|     |     | GND      |      |   |  9 || 10 | ? | alt  | UART2.RX |     | 103 |
| 102 | RX  | UART1.RX | alt  | ? | 11 || 12 | 1 | out* | GPIO.B5  |     | 37  |
| 14  | TX  | UART1.TX | alt  | ? | 13 || 14 |   |      | GND      |     |     |
| 15  | CTS | UART1.CT | alt  | ? | 15 || 16 | 0 | in*  | GPIO.C5  |     | 101 |
|     | 2.8v| V_PAD    |      |   | 17 || 18 | 0 | in*  | GPIO.C25 | SIM | 121 |
| 4   | DI  | SPI2.DI  | in*  | 0 | 19 || 20 |   |      | GND      |     |     |
| 3   | DIO | SPI2.DIO | in*  | 0 | 21 || 22 | ? | alt  | UART1.RT | RTS | 16  |
| 2   | CLK | SPI2.CLK | in*  | 0 | 23 || 24 | 1 | in*  | SPI2.CS0 | CS0 | 5   |
|     |     | GND      |      |   | 25 || 26 | 0 | in*  | SPI2.CS1 | CS1 | 6   |
| 1   |     | I2C2.SDA | alt  | ? | 27 || 28 | ? | alt  | I2C2.SCL | SCL | 0   |
| 122 | SIM | GPIO.C26 | in*  | 0 | 29 || 30 |   |      | GND      |     |     |
| 123 | SIM | GPIO.C27 | in*  | 1 | 31 || 32 | 0 | out* | UART2.RT | RTS | 41  |
| 124 | LCD | GPIO.C28 | in*  | 0 | 33 || 34 |   |      | GND      |     |     |
| 125 | LCD | GPIO.C29 | in*  | 0 | 35 || 36 | 0 | out* | UART2.CT | CTS | 40  |
| 126 | LCD | GPIO.C30 | in*  | 0 | 37 || 38 | ? | alt  | I2C3.SCL | SCL | 38  |
|     |     | GND      |      |   | 39 || 40 | ? | alt  | I2C3.SDA | SDA | 39  |
+-----+-----+----------+------+---+----++----+---+------+----------+-----+-----+
Note: *these pins are set to GPIO mode but do NOT have exports in /sys/class/gpioNote: *these pins are set to GPIO mode but do NOT have exports in /sys/class/gpio

If you wish to use SPI2, you will have to set the mode pins to 'alt'; if not, you have 5 extra gpio pins already set up as inputs.

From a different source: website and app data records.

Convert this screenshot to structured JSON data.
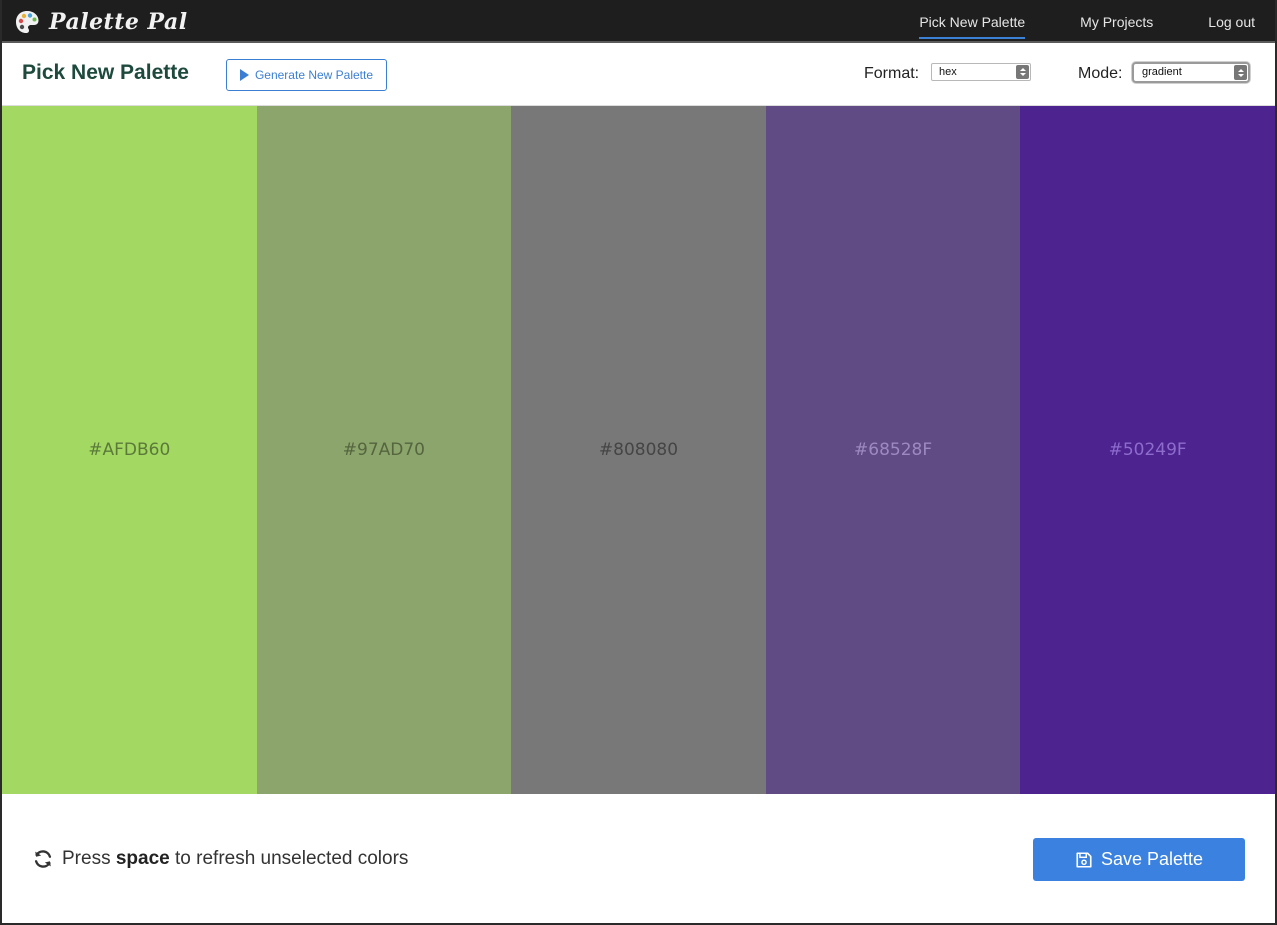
{
  "app": {
    "brand": "Palette Pal"
  },
  "nav": {
    "items": [
      {
        "label": "Pick New Palette",
        "active": true
      },
      {
        "label": "My Projects",
        "active": false
      },
      {
        "label": "Log out",
        "active": false
      }
    ]
  },
  "toolbar": {
    "title": "Pick New Palette",
    "generate_label": "Generate New Palette",
    "format_label": "Format:",
    "format_value": "hex",
    "mode_label": "Mode:",
    "mode_value": "gradient"
  },
  "swatches": [
    {
      "hex": "#AFDB60",
      "background": "#a3d863",
      "text_color": "#5b7a3a"
    },
    {
      "hex": "#97AD70",
      "background": "#8ca56c",
      "text_color": "#55653f"
    },
    {
      "hex": "#808080",
      "background": "#787878",
      "text_color": "#454545"
    },
    {
      "hex": "#68528F",
      "background": "#614b84",
      "text_color": "#9d8ac0"
    },
    {
      "hex": "#50249F",
      "background": "#4d238f",
      "text_color": "#8d6ccc"
    }
  ],
  "footer": {
    "hint_prefix": "Press",
    "hint_key": "space",
    "hint_suffix": "to refresh unselected colors",
    "save_label": "Save Palette"
  },
  "colors": {
    "accent": "#3b82e0",
    "nav_bg": "#1e1e1e",
    "title": "#1e4a3e"
  }
}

Gpio pins 40 and 41 are set to outputs. I2C1, UART1, I2C2 and UART2 (tx+rx) are already set up and ready to use.

GPIO/OPIO program

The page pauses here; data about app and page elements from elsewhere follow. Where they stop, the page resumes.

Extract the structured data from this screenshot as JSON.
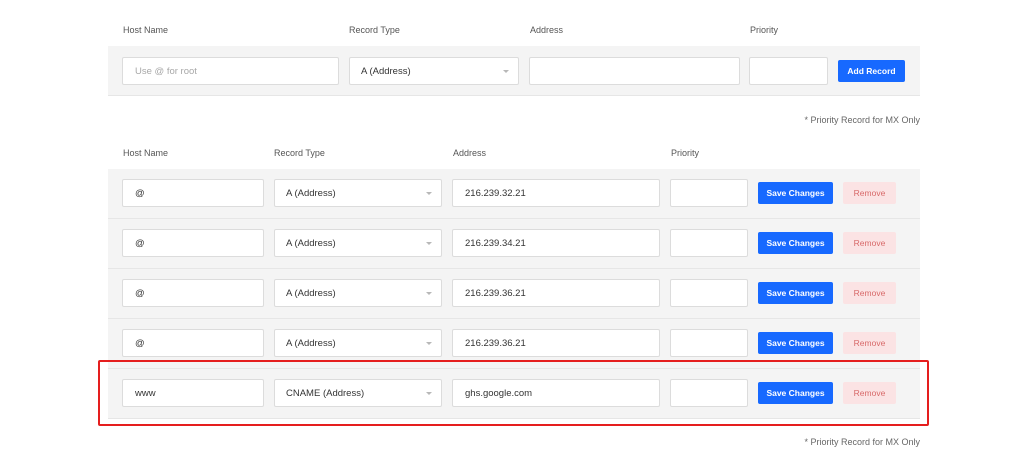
{
  "add_form": {
    "headers": {
      "host": "Host Name",
      "type": "Record Type",
      "address": "Address",
      "priority": "Priority"
    },
    "host_placeholder": "Use @ for root",
    "type_value": "A (Address)",
    "address_value": "",
    "priority_value": "",
    "add_label": "Add Record",
    "note": "* Priority Record for MX Only"
  },
  "records": {
    "headers": {
      "host": "Host Name",
      "type": "Record Type",
      "address": "Address",
      "priority": "Priority"
    },
    "rows": [
      {
        "host": "@",
        "type": "A (Address)",
        "address": "216.239.32.21",
        "priority": "",
        "save_label": "Save Changes",
        "remove_label": "Remove"
      },
      {
        "host": "@",
        "type": "A (Address)",
        "address": "216.239.34.21",
        "priority": "",
        "save_label": "Save Changes",
        "remove_label": "Remove"
      },
      {
        "host": "@",
        "type": "A (Address)",
        "address": "216.239.36.21",
        "priority": "",
        "save_label": "Save Changes",
        "remove_label": "Remove"
      },
      {
        "host": "@",
        "type": "A (Address)",
        "address": "216.239.36.21",
        "priority": "",
        "save_label": "Save Changes",
        "remove_label": "Remove"
      },
      {
        "host": "www",
        "type": "CNAME (Address)",
        "address": "ghs.google.com",
        "priority": "",
        "save_label": "Save Changes",
        "remove_label": "Remove"
      }
    ],
    "note": "* Priority Record for MX Only"
  },
  "colors": {
    "primary": "#1769ff",
    "remove_bg": "#fbe3e4",
    "remove_text": "#d86a6a",
    "highlight": "#e51e1e",
    "band": "#f4f4f4"
  },
  "icons": {
    "select_caret": "chevron-down-icon"
  }
}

You can control the state of the pins using the opio command line tool, documented here in this file, or here if you want to download it.